Service Level Delivery
If the internet, electricity, and water are all working, it’s a good day. When I first moved into my house, the owners confided I should keep plenty of water on hand because the estate was often without water, but the electricity rarely went out. This year the power has gone out on numerous occasions at first because of equipment failure and now because of load shedding. For the past few weeks, every weekend we have had the power cut for 4.5 hours during the day, although we are notified in advance which allows you to plan and cope better. Load shedding, while not entirely convenient because I lose internet when the power is cut, isn’t nearly as terrible as days without water. On the plus side, over the past few months I have perfected the bucket bath – first heating water in my tea kettle and then hauling it to the bathroom. But the worst utility to forgo is no internet. Although even when I do have internet, it is often dial-up slow or even nonexistent. I realize how completely dependent I have become on the internet often because I have a work deadline or project but often because the internet has become my main form of entertainment. While being without electricity, water, or internet can be frustrating because I had expected consistent provision of these services, sometimes its quite enjoyable to use it as an excuse to unplug and lay by the pool in the garden.

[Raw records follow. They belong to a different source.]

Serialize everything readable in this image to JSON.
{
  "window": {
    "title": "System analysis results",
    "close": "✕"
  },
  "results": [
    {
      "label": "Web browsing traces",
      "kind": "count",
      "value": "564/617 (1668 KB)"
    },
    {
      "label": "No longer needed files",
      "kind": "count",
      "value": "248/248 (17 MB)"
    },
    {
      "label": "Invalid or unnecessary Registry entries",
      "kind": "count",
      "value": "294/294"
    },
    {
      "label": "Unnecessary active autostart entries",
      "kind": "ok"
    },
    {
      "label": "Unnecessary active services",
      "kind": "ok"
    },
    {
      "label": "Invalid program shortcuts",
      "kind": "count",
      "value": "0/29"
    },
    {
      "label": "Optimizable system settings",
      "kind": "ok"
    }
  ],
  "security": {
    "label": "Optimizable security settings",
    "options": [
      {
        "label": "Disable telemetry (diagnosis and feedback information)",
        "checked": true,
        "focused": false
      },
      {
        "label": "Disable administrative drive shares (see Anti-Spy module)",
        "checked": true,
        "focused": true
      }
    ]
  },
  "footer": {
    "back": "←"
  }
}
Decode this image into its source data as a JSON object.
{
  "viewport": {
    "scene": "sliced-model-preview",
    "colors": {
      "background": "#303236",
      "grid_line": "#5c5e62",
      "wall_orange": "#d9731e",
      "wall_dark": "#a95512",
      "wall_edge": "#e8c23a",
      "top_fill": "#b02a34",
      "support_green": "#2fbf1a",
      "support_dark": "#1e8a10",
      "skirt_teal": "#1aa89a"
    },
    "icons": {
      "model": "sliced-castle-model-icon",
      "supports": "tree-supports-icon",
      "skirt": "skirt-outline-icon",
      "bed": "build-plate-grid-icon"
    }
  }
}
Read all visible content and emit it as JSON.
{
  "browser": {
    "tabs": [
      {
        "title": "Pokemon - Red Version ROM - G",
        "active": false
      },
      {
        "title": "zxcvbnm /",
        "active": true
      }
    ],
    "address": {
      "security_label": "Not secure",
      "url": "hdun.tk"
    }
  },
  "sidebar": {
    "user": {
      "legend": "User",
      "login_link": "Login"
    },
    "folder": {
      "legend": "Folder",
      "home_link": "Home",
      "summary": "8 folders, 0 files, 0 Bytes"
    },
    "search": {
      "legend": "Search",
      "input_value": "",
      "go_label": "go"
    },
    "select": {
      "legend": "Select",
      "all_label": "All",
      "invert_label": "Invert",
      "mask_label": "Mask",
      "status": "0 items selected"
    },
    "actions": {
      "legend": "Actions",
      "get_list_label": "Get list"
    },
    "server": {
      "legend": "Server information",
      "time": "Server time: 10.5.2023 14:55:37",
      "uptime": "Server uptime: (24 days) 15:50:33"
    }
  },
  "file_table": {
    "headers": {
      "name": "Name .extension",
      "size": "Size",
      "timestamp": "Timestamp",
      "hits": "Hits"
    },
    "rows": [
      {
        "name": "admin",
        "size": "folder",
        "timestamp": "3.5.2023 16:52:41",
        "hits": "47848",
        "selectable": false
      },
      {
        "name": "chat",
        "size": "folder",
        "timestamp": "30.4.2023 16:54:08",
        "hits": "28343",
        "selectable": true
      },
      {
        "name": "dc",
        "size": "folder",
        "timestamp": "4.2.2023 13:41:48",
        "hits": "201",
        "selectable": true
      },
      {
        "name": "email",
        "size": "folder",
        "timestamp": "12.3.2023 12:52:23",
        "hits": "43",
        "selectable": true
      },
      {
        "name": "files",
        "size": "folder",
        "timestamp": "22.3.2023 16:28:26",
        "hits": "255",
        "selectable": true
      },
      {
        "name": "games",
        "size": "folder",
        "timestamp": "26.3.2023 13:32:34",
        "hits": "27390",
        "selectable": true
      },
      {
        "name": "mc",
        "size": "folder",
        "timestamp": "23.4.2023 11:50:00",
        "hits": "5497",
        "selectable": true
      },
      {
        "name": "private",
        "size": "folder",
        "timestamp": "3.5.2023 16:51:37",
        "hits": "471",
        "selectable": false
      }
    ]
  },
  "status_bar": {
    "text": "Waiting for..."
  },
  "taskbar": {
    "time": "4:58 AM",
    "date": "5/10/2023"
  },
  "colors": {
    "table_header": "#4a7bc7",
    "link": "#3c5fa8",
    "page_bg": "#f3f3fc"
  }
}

This is an amazing country and while not everything operates perfectly, (name a place where it does) it is an amazing country to call home for a few years. I feel incredibly lucky to have landed here and to experience all aspects of life in Johannesburg.